She is known from two sources. Aya appears on a stela now in Würzburg. From this source it is clear that she was part of an influential family of high court officials and was related to the Vizier Ankhu.
She also appears in the Papyrus Boulaq 18. This is an administrative account belonging to the Theban palace of a Thirteenth Dynasty king. It was found in the tomb of the scribe of the great enclosure Neferhotep. The name of the king in this papyrus is only partly preserved. Many scholars read the remains as Sobekhotep II, although other dispute that reading. Other suggestions include King Sehetepkare Intef and King Imyremeshaw. Therefore, there is some doubt over the identification of Aya's husband.
- K.S.B. Ryholt, The Political Situation in Egypt during the Second Intermediate Period (Carsten Niebuhr Institute Publications, vol. 20. Copenhagen: Museum Tusculanum Press, 1997), p. 243-245
- Dodson, Aidan and Hilton, Dyan. The Complete Royal Families of Ancient Egypt. Thames & Hudson. 2004.

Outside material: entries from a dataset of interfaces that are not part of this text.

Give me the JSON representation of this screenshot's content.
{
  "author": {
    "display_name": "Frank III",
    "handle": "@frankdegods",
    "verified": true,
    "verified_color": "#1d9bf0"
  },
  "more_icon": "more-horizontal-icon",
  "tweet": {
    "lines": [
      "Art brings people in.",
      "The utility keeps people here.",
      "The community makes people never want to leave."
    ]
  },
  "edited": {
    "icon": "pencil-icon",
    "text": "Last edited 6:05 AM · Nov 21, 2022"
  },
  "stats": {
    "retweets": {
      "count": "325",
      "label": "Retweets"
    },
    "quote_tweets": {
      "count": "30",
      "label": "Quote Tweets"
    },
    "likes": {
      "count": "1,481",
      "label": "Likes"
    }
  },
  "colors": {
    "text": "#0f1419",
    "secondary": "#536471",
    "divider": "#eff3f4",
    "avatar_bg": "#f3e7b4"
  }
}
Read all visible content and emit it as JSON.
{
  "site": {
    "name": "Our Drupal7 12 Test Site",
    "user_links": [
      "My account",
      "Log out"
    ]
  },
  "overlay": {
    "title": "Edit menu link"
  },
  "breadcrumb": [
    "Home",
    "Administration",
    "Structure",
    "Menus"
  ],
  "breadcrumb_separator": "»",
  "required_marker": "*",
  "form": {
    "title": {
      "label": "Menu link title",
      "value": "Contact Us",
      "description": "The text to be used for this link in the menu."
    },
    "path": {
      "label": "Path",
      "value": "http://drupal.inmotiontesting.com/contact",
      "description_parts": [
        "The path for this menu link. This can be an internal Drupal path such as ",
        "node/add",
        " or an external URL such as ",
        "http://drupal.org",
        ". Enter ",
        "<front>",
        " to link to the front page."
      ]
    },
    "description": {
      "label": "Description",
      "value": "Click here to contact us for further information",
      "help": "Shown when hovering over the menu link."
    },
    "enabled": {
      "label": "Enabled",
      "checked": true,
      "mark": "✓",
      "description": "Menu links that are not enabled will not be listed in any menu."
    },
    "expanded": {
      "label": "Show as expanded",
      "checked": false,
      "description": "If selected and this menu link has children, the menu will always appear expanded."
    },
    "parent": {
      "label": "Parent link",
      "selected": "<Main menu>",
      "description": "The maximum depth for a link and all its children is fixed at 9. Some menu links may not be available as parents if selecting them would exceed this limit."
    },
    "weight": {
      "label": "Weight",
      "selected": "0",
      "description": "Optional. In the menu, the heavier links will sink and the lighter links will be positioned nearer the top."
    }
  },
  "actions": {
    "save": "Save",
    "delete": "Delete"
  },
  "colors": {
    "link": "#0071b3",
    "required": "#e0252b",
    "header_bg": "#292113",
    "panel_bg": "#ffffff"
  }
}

- Wolfram Grajetzki, Ancient Egyptian Queens: A Hieroglyphic Dictionary. London, Golden House Publications, 2005, p.36 ISBN 0-9547218-9-6